# What to do:
Please repeat the entries below exactly as written, leaving out any images.

# Data to process:
- Opening Delimiter -

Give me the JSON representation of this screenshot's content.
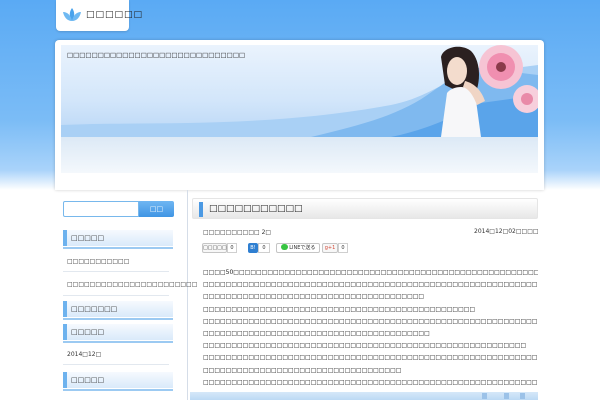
{
  "site": {
    "name": "□□□□□□"
  },
  "header": {
    "description": "□□□□□□□□□□□□□□□□□□□□□□□□□□□□□"
  },
  "search": {
    "placeholder": "",
    "button": "□□"
  },
  "sidebar": {
    "section1": {
      "title": "□□□□□",
      "items": [
        "□□□□□□□□□□□",
        "□□□□□□□□□□□□□□□□□□□□□□□"
      ]
    },
    "section2": {
      "title": "□□□□□□□"
    },
    "section3": {
      "title": "□□□□□",
      "items": [
        "2014□12□"
      ]
    },
    "section4": {
      "title": "□□□□□"
    }
  },
  "post": {
    "title": "□□□□□□□□□□□",
    "category": "□□□□□□□□□□ 2□",
    "date": "2014□12□02□□□□",
    "share": {
      "tweet": "□□□□□",
      "tweet_count": "0",
      "hatena": "B!",
      "hatena_count": "0",
      "line": "LINEで送る",
      "gplus": "g+1",
      "gplus_count": "0"
    },
    "body": [
      "□□□□50□□□□□□□□□□□□□□□□□□□□□□□□□□□□□□□□□□□□□□□□□□□□□□□□□□□□□□□□□□□□□□□",
      "□□□□□□□□□□□□□□□□□□□□□□□□□□□□□□□□□□□□□□□□□□□□□□□□□□□□□□□□□□□□□□□□□□□□□□□□□□□□□□□□□□",
      "□□□□□□□□□□□□□□□□□□□□□□□□□□□□□□□□□□□□□□□",
      "□□□□□□□□□□□□□□□□□□□□□□□□□□□□□□□□□□□□□□□□□□□□□□□□",
      "□□□□□□□□□□□□□□□□□□□□□□□□□□□□□□□□□□□□□□□□□□□□□□□□□□□□□□□□□□□□",
      "□□□□□□□□□□□□□□□□□□□□□□□□□□□□□□□□□□□□□□□□",
      "□□□□□□□□□□□□□□□□□□□□□□□□□□□□□□□□□□□□□□□□□□□□□□□□□□□□□□□□□",
      "□□□□□□□□□□□□□□□□□□□□□□□□□□□□□□□□□□□□□□□□□□□□□□□□□□□□□□□□□□□□□□□□□□□□",
      "□□□□□□□□□□□□□□□□□□□□□□□□□□□□□□□□□□□",
      "□□□□□□□□□□□□□□□□□□□□□□□□□□□□□□□□□□□□□□□□□□□□□□□□□□□□□□□□□□□□□□□□",
      "□□□□□□□□□□□□□□□□□□□□□□□□□□□□□□□□□□□□□□□□□□□□□□□□□□□□□□□□□□□□□□□□□□□□"
    ]
  },
  "colors": {
    "accent": "#4b99e3",
    "header_bg": "#5aaaf4"
  },
  "icons": [
    "lotus-logo-icon",
    "flower-icon"
  ]
}
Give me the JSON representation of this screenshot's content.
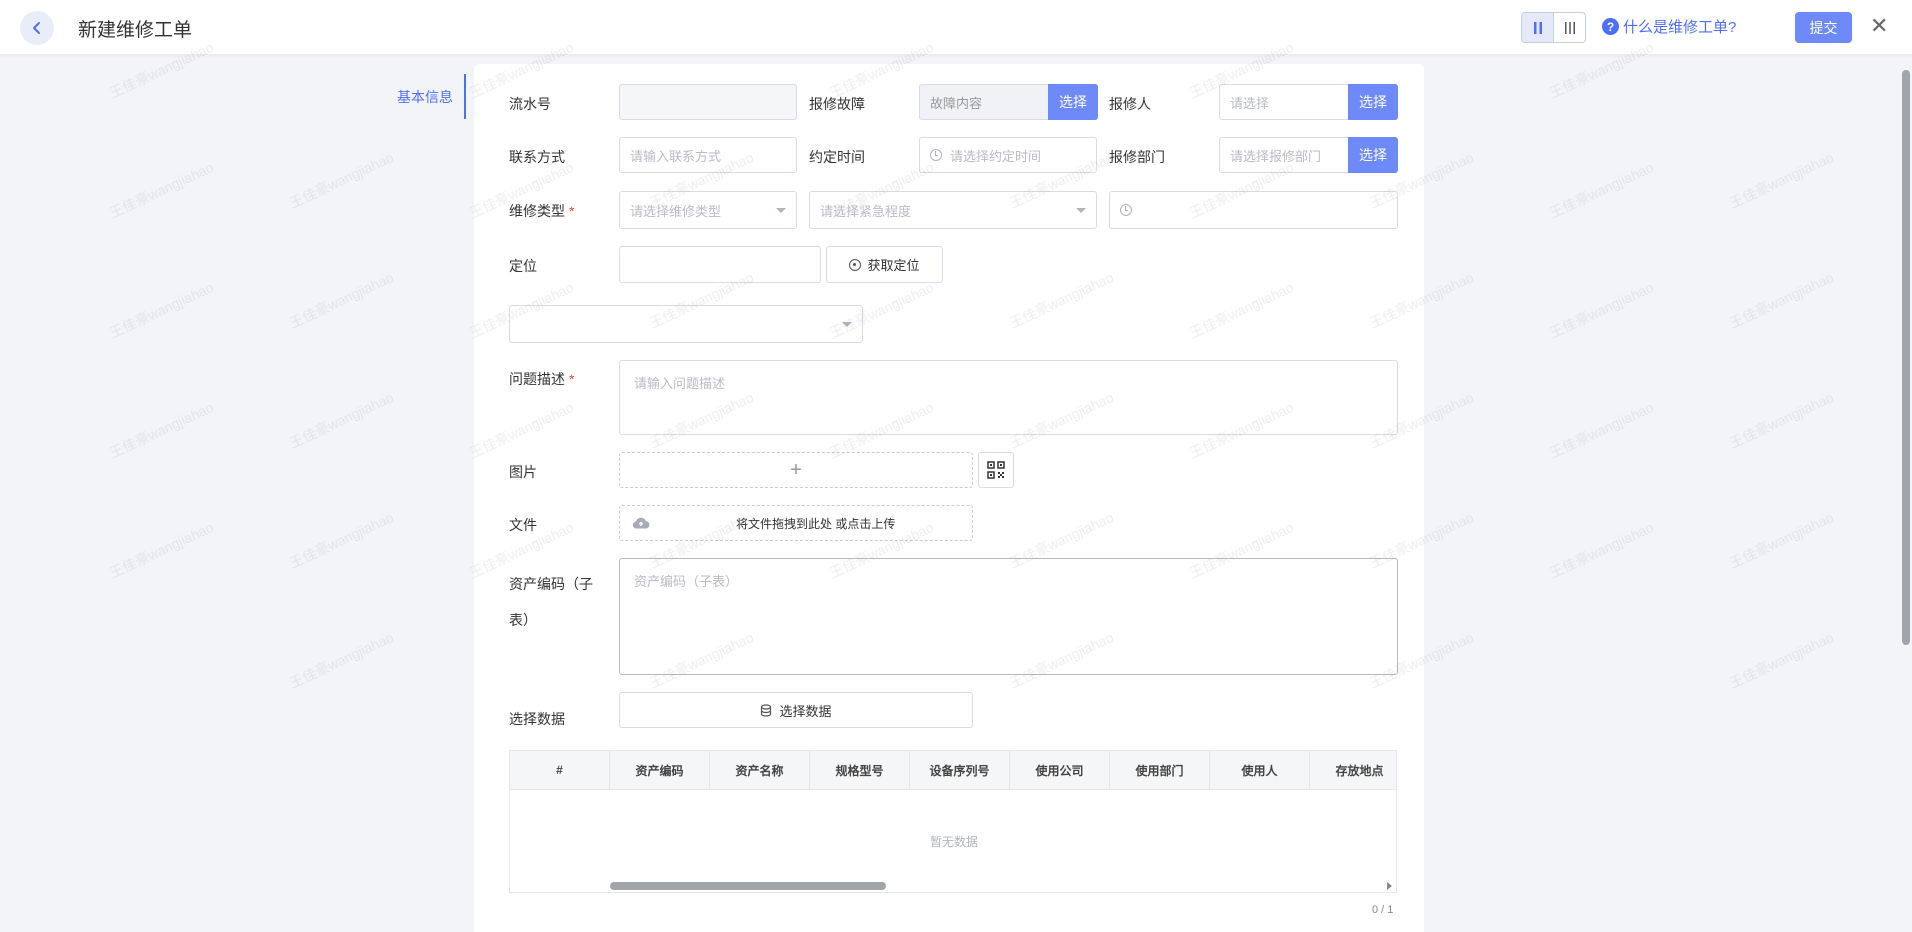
{
  "header": {
    "title": "新建维修工单",
    "help_text": "什么是维修工单?",
    "help_icon_glyph": "?",
    "submit_label": "提交",
    "close_glyph": "✕"
  },
  "side_nav": {
    "items": [
      {
        "label": "基本信息",
        "active": true
      }
    ]
  },
  "form": {
    "serial_no": {
      "label": "流水号",
      "value": ""
    },
    "fault": {
      "label": "报修故障",
      "placeholder": "故障内容",
      "button": "选择"
    },
    "reporter": {
      "label": "报修人",
      "placeholder": "请选择",
      "button": "选择"
    },
    "contact": {
      "label": "联系方式",
      "placeholder": "请输入联系方式"
    },
    "appointment": {
      "label": "约定时间",
      "placeholder": "请选择约定时间"
    },
    "department": {
      "label": "报修部门",
      "placeholder": "请选择报修部门",
      "button": "选择"
    },
    "repair_type": {
      "label": "维修类型",
      "required_mark": "*",
      "placeholder": "请选择维修类型"
    },
    "urgency": {
      "placeholder": "请选择紧急程度"
    },
    "location": {
      "label": "定位",
      "value": "",
      "button": "获取定位"
    },
    "description": {
      "label": "问题描述",
      "required_mark": "*",
      "placeholder": "请输入问题描述"
    },
    "image": {
      "label": "图片",
      "upload_glyph": "+"
    },
    "file": {
      "label": "文件",
      "upload_text": "将文件拖拽到此处 或点击上传"
    },
    "asset_code": {
      "label_line1": "资产编码（子",
      "label_line2": "表）",
      "placeholder": "资产编码（子表）"
    },
    "select_data": {
      "label": "选择数据",
      "button": "选择数据"
    }
  },
  "table": {
    "columns": [
      "#",
      "资产编码",
      "资产名称",
      "规格型号",
      "设备序列号",
      "使用公司",
      "使用部门",
      "使用人",
      "存放地点"
    ],
    "empty_text": "暂无数据",
    "pager": "0 / 1"
  },
  "watermark_text": "王佳豪wangjiahao",
  "colors": {
    "accent": "#6d8af8",
    "link": "#4f6ef7",
    "required": "#e54545"
  }
}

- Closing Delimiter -

# Solved problem:
Give me the JSON representation of this screenshot's content.
{
  "site": {
    "name": "□□□□□□"
  },
  "header": {
    "description": "□□□□□□□□□□□□□□□□□□□□□□□□□□□□□"
  },
  "search": {
    "placeholder": "",
    "button": "□□"
  },
  "sidebar": {
    "section1": {
      "title": "□□□□□",
      "items": [
        "□□□□□□□□□□□",
        "□□□□□□□□□□□□□□□□□□□□□□□"
      ]
    },
    "section2": {
      "title": "□□□□□□□"
    },
    "section3": {
      "title": "□□□□□",
      "items": [
        "2014□12□"
      ]
    },
    "section4": {
      "title": "□□□□□"
    }
  },
  "post": {
    "title": "□□□□□□□□□□□",
    "category": "□□□□□□□□□□ 2□",
    "date": "2014□12□02□□□□",
    "share": {
      "tweet": "□□□□□",
      "tweet_count": "0",
      "hatena": "B!",
      "hatena_count": "0",
      "line": "LINEで送る",
      "gplus": "g+1",
      "gplus_count": "0"
    },
    "body": [
      "□□□□50□□□□□□□□□□□□□□□□□□□□□□□□□□□□□□□□□□□□□□□□□□□□□□□□□□□□□□□□□□□□□□□",
      "□□□□□□□□□□□□□□□□□□□□□□□□□□□□□□□□□□□□□□□□□□□□□□□□□□□□□□□□□□□□□□□□□□□□□□□□□□□□□□□□□□",
      "□□□□□□□□□□□□□□□□□□□□□□□□□□□□□□□□□□□□□□□",
      "□□□□□□□□□□□□□□□□□□□□□□□□□□□□□□□□□□□□□□□□□□□□□□□□",
      "□□□□□□□□□□□□□□□□□□□□□□□□□□□□□□□□□□□□□□□□□□□□□□□□□□□□□□□□□□□□",
      "□□□□□□□□□□□□□□□□□□□□□□□□□□□□□□□□□□□□□□□□",
      "□□□□□□□□□□□□□□□□□□□□□□□□□□□□□□□□□□□□□□□□□□□□□□□□□□□□□□□□□",
      "□□□□□□□□□□□□□□□□□□□□□□□□□□□□□□□□□□□□□□□□□□□□□□□□□□□□□□□□□□□□□□□□□□□□",
      "□□□□□□□□□□□□□□□□□□□□□□□□□□□□□□□□□□□",
      "□□□□□□□□□□□□□□□□□□□□□□□□□□□□□□□□□□□□□□□□□□□□□□□□□□□□□□□□□□□□□□□□",
      "□□□□□□□□□□□□□□□□□□□□□□□□□□□□□□□□□□□□□□□□□□□□□□□□□□□□□□□□□□□□□□□□□□□□"
    ]
  },
  "colors": {
    "accent": "#4b99e3",
    "header_bg": "#5aaaf4"
  },
  "icons": [
    "lotus-logo-icon",
    "flower-icon"
  ]
}
Give me the JSON representation of this screenshot's content.
{
  "header": {
    "title": "新建维修工单",
    "help_text": "什么是维修工单?",
    "help_icon_glyph": "?",
    "submit_label": "提交",
    "close_glyph": "✕"
  },
  "side_nav": {
    "items": [
      {
        "label": "基本信息",
        "active": true
      }
    ]
  },
  "form": {
    "serial_no": {
      "label": "流水号",
      "value": ""
    },
    "fault": {
      "label": "报修故障",
      "placeholder": "故障内容",
      "button": "选择"
    },
    "reporter": {
      "label": "报修人",
      "placeholder": "请选择",
      "button": "选择"
    },
    "contact": {
      "label": "联系方式",
      "placeholder": "请输入联系方式"
    },
    "appointment": {
      "label": "约定时间",
      "placeholder": "请选择约定时间"
    },
    "department": {
      "label": "报修部门",
      "placeholder": "请选择报修部门",
      "button": "选择"
    },
    "repair_type": {
      "label": "维修类型",
      "required_mark": "*",
      "placeholder": "请选择维修类型"
    },
    "urgency": {
      "placeholder": "请选择紧急程度"
    },
    "location": {
      "label": "定位",
      "value": "",
      "button": "获取定位"
    },
    "description": {
      "label": "问题描述",
      "required_mark": "*",
      "placeholder": "请输入问题描述"
    },
    "image": {
      "label": "图片",
      "upload_glyph": "+"
    },
    "file": {
      "label": "文件",
      "upload_text": "将文件拖拽到此处 或点击上传"
    },
    "asset_code": {
      "label_line1": "资产编码（子",
      "label_line2": "表）",
      "placeholder": "资产编码（子表）"
    },
    "select_data": {
      "label": "选择数据",
      "button": "选择数据"
    }
  },
  "table": {
    "columns": [
      "#",
      "资产编码",
      "资产名称",
      "规格型号",
      "设备序列号",
      "使用公司",
      "使用部门",
      "使用人",
      "存放地点"
    ],
    "empty_text": "暂无数据",
    "pager": "0 / 1"
  },
  "watermark_text": "王佳豪wangjiahao",
  "colors": {
    "accent": "#6d8af8",
    "link": "#4f6ef7",
    "required": "#e54545"
  }
}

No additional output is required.